- **Problem details**:
Your answer must be the records below, reproduced exactly.

- **Dataset records**:
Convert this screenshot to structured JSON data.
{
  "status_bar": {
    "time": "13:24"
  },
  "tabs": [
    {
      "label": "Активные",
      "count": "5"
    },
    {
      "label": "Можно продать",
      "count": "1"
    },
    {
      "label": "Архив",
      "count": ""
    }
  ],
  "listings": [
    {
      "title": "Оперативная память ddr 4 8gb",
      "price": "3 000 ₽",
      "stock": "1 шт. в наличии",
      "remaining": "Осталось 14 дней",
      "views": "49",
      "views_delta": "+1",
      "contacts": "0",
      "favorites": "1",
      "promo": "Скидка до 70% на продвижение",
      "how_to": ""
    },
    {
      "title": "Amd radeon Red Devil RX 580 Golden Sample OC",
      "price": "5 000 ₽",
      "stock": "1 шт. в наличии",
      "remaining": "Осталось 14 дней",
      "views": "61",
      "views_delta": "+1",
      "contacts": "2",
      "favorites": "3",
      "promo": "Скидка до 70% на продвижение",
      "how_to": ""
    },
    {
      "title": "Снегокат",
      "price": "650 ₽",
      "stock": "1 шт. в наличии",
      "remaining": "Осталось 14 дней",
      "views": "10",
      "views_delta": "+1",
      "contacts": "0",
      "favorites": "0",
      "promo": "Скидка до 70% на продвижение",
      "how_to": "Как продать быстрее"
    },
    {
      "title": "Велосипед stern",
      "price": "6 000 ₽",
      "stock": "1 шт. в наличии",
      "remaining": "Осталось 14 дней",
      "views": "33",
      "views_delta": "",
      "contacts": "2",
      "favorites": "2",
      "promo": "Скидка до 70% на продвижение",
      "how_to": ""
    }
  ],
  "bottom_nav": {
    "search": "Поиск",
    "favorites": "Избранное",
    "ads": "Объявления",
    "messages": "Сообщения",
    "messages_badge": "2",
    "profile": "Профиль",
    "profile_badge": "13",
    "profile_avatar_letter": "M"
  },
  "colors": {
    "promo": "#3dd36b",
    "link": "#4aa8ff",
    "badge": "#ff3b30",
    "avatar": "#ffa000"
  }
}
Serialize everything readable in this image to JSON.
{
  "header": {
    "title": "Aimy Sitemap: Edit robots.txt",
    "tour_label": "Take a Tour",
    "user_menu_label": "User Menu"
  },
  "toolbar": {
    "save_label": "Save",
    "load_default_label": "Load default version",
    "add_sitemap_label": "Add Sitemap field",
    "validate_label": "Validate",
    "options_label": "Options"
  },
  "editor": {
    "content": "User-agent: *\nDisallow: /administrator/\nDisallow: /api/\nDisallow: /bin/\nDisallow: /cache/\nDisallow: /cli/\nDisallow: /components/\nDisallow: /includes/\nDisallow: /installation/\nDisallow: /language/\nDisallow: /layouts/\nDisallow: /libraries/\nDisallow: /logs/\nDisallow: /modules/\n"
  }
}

- **Solution below**:
Convert this screenshot to structured JSON data.
{
  "status_bar": {
    "time": "13:24"
  },
  "tabs": [
    {
      "label": "Активные",
      "count": "5"
    },
    {
      "label": "Можно продать",
      "count": "1"
    },
    {
      "label": "Архив",
      "count": ""
    }
  ],
  "listings": [
    {
      "title": "Оперативная память ddr 4 8gb",
      "price": "3 000 ₽",
      "stock": "1 шт. в наличии",
      "remaining": "Осталось 14 дней",
      "views": "49",
      "views_delta": "+1",
      "contacts": "0",
      "favorites": "1",
      "promo": "Скидка до 70% на продвижение",
      "how_to": ""
    },
    {
      "title": "Amd radeon Red Devil RX 580 Golden Sample OC",
      "price": "5 000 ₽",
      "stock": "1 шт. в наличии",
      "remaining": "Осталось 14 дней",
      "views": "61",
      "views_delta": "+1",
      "contacts": "2",
      "favorites": "3",
      "promo": "Скидка до 70% на продвижение",
      "how_to": ""
    },
    {
      "title": "Снегокат",
      "price": "650 ₽",
      "stock": "1 шт. в наличии",
      "remaining": "Осталось 14 дней",
      "views": "10",
      "views_delta": "+1",
      "contacts": "0",
      "favorites": "0",
      "promo": "Скидка до 70% на продвижение",
      "how_to": "Как продать быстрее"
    },
    {
      "title": "Велосипед stern",
      "price": "6 000 ₽",
      "stock": "1 шт. в наличии",
      "remaining": "Осталось 14 дней",
      "views": "33",
      "views_delta": "",
      "contacts": "2",
      "favorites": "2",
      "promo": "Скидка до 70% на продвижение",
      "how_to": ""
    }
  ],
  "bottom_nav": {
    "search": "Поиск",
    "favorites": "Избранное",
    "ads": "Объявления",
    "messages": "Сообщения",
    "messages_badge": "2",
    "profile": "Профиль",
    "profile_badge": "13",
    "profile_avatar_letter": "M"
  },
  "colors": {
    "promo": "#3dd36b",
    "link": "#4aa8ff",
    "badge": "#ff3b30",
    "avatar": "#ffa000"
  }
}
Serialize everything readable in this image to JSON.
{
  "header": {
    "title": "Aimy Sitemap: Edit robots.txt",
    "tour_label": "Take a Tour",
    "user_menu_label": "User Menu"
  },
  "toolbar": {
    "save_label": "Save",
    "load_default_label": "Load default version",
    "add_sitemap_label": "Add Sitemap field",
    "validate_label": "Validate",
    "options_label": "Options"
  },
  "editor": {
    "content": "User-agent: *\nDisallow: /administrator/\nDisallow: /api/\nDisallow: /bin/\nDisallow: /cache/\nDisallow: /cli/\nDisallow: /components/\nDisallow: /includes/\nDisallow: /installation/\nDisallow: /language/\nDisallow: /layouts/\nDisallow: /libraries/\nDisallow: /logs/\nDisallow: /modules/\n"
  }
}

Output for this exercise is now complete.